▶ _Exercise instructions_: Every record shown here must be duplicated without change.

▶ _Information supplied_:
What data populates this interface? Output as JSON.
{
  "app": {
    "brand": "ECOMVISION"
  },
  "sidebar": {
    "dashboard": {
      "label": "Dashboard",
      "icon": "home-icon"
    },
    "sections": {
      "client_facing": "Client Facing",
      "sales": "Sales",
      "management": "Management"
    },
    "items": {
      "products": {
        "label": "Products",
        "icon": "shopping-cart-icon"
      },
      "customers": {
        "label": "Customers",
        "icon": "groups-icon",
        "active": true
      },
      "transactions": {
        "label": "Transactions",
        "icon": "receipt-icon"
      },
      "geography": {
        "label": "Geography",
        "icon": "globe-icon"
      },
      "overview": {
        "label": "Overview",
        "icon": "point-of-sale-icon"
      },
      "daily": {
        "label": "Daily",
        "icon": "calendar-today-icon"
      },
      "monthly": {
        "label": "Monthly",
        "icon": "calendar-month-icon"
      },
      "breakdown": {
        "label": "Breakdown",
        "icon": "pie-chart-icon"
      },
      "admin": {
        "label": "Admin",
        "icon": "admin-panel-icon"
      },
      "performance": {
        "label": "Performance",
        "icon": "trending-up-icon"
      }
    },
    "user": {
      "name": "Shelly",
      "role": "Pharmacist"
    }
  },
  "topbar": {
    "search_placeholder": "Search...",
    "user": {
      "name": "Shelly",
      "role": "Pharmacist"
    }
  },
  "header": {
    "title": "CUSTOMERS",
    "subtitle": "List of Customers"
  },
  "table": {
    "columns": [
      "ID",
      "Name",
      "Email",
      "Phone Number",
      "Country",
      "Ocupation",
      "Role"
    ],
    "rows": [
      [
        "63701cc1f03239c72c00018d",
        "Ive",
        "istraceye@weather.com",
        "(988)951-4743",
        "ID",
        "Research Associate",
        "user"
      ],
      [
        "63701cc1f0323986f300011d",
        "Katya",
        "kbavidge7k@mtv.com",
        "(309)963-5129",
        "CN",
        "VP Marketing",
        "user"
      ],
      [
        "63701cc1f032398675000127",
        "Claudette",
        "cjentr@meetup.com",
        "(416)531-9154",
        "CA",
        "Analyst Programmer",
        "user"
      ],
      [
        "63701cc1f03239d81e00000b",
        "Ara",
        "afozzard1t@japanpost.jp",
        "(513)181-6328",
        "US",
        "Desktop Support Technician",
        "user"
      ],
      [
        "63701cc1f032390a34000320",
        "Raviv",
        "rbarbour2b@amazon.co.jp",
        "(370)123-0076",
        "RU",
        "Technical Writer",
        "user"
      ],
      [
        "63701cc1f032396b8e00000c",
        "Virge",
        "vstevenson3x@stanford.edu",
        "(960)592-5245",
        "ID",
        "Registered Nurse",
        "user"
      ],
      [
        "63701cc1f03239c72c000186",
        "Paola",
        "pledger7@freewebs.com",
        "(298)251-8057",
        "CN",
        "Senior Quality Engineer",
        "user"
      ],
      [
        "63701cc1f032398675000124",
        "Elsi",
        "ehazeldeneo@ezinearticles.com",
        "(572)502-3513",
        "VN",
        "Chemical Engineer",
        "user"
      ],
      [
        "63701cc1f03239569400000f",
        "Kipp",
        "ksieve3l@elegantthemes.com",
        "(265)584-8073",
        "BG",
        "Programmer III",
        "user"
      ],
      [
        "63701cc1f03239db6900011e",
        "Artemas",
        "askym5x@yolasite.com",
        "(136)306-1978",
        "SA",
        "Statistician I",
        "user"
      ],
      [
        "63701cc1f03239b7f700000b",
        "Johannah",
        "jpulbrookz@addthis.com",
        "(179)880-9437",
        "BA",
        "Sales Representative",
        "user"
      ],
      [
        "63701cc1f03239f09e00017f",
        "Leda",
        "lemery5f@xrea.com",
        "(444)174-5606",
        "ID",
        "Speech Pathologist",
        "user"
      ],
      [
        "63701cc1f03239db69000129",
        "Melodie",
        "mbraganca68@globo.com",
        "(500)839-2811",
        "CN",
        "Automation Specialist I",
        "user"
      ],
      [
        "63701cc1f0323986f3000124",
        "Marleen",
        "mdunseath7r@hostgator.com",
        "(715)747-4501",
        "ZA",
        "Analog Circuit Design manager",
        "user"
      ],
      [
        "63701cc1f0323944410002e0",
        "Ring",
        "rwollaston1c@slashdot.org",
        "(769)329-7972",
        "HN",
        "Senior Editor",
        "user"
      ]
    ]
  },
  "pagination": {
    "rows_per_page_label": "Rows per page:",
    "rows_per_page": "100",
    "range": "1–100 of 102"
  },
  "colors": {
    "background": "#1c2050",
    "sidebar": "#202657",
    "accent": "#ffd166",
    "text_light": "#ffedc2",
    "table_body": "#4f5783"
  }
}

▶ _Final answer_:
What data populates this interface? Output as JSON.
{
  "app": {
    "brand": "ECOMVISION"
  },
  "sidebar": {
    "dashboard": {
      "label": "Dashboard",
      "icon": "home-icon"
    },
    "sections": {
      "client_facing": "Client Facing",
      "sales": "Sales",
      "management": "Management"
    },
    "items": {
      "products": {
        "label": "Products",
        "icon": "shopping-cart-icon"
      },
      "customers": {
        "label": "Customers",
        "icon": "groups-icon",
        "active": true
      },
      "transactions": {
        "label": "Transactions",
        "icon": "receipt-icon"
      },
      "geography": {
        "label": "Geography",
        "icon": "globe-icon"
      },
      "overview": {
        "label": "Overview",
        "icon": "point-of-sale-icon"
      },
      "daily": {
        "label": "Daily",
        "icon": "calendar-today-icon"
      },
      "monthly": {
        "label": "Monthly",
        "icon": "calendar-month-icon"
      },
      "breakdown": {
        "label": "Breakdown",
        "icon": "pie-chart-icon"
      },
      "admin": {
        "label": "Admin",
        "icon": "admin-panel-icon"
      },
      "performance": {
        "label": "Performance",
        "icon": "trending-up-icon"
      }
    },
    "user": {
      "name": "Shelly",
      "role": "Pharmacist"
    }
  },
  "topbar": {
    "search_placeholder": "Search...",
    "user": {
      "name": "Shelly",
      "role": "Pharmacist"
    }
  },
  "header": {
    "title": "CUSTOMERS",
    "subtitle": "List of Customers"
  },
  "table": {
    "columns": [
      "ID",
      "Name",
      "Email",
      "Phone Number",
      "Country",
      "Ocupation",
      "Role"
    ],
    "rows": [
      [
        "63701cc1f03239c72c00018d",
        "Ive",
        "istraceye@weather.com",
        "(988)951-4743",
        "ID",
        "Research Associate",
        "user"
      ],
      [
        "63701cc1f0323986f300011d",
        "Katya",
        "kbavidge7k@mtv.com",
        "(309)963-5129",
        "CN",
        "VP Marketing",
        "user"
      ],
      [
        "63701cc1f032398675000127",
        "Claudette",
        "cjentr@meetup.com",
        "(416)531-9154",
        "CA",
        "Analyst Programmer",
        "user"
      ],
      [
        "63701cc1f03239d81e00000b",
        "Ara",
        "afozzard1t@japanpost.jp",
        "(513)181-6328",
        "US",
        "Desktop Support Technician",
        "user"
      ],
      [
        "63701cc1f032390a34000320",
        "Raviv",
        "rbarbour2b@amazon.co.jp",
        "(370)123-0076",
        "RU",
        "Technical Writer",
        "user"
      ],
      [
        "63701cc1f032396b8e00000c",
        "Virge",
        "vstevenson3x@stanford.edu",
        "(960)592-5245",
        "ID",
        "Registered Nurse",
        "user"
      ],
      [
        "63701cc1f03239c72c000186",
        "Paola",
        "pledger7@freewebs.com",
        "(298)251-8057",
        "CN",
        "Senior Quality Engineer",
        "user"
      ],
      [
        "63701cc1f032398675000124",
        "Elsi",
        "ehazeldeneo@ezinearticles.com",
        "(572)502-3513",
        "VN",
        "Chemical Engineer",
        "user"
      ],
      [
        "63701cc1f03239569400000f",
        "Kipp",
        "ksieve3l@elegantthemes.com",
        "(265)584-8073",
        "BG",
        "Programmer III",
        "user"
      ],
      [
        "63701cc1f03239db6900011e",
        "Artemas",
        "askym5x@yolasite.com",
        "(136)306-1978",
        "SA",
        "Statistician I",
        "user"
      ],
      [
        "63701cc1f03239b7f700000b",
        "Johannah",
        "jpulbrookz@addthis.com",
        "(179)880-9437",
        "BA",
        "Sales Representative",
        "user"
      ],
      [
        "63701cc1f03239f09e00017f",
        "Leda",
        "lemery5f@xrea.com",
        "(444)174-5606",
        "ID",
        "Speech Pathologist",
        "user"
      ],
      [
        "63701cc1f03239db69000129",
        "Melodie",
        "mbraganca68@globo.com",
        "(500)839-2811",
        "CN",
        "Automation Specialist I",
        "user"
      ],
      [
        "63701cc1f0323986f3000124",
        "Marleen",
        "mdunseath7r@hostgator.com",
        "(715)747-4501",
        "ZA",
        "Analog Circuit Design manager",
        "user"
      ],
      [
        "63701cc1f0323944410002e0",
        "Ring",
        "rwollaston1c@slashdot.org",
        "(769)329-7972",
        "HN",
        "Senior Editor",
        "user"
      ]
    ]
  },
  "pagination": {
    "rows_per_page_label": "Rows per page:",
    "rows_per_page": "100",
    "range": "1–100 of 102"
  },
  "colors": {
    "background": "#1c2050",
    "sidebar": "#202657",
    "accent": "#ffd166",
    "text_light": "#ffedc2",
    "table_body": "#4f5783"
  }
}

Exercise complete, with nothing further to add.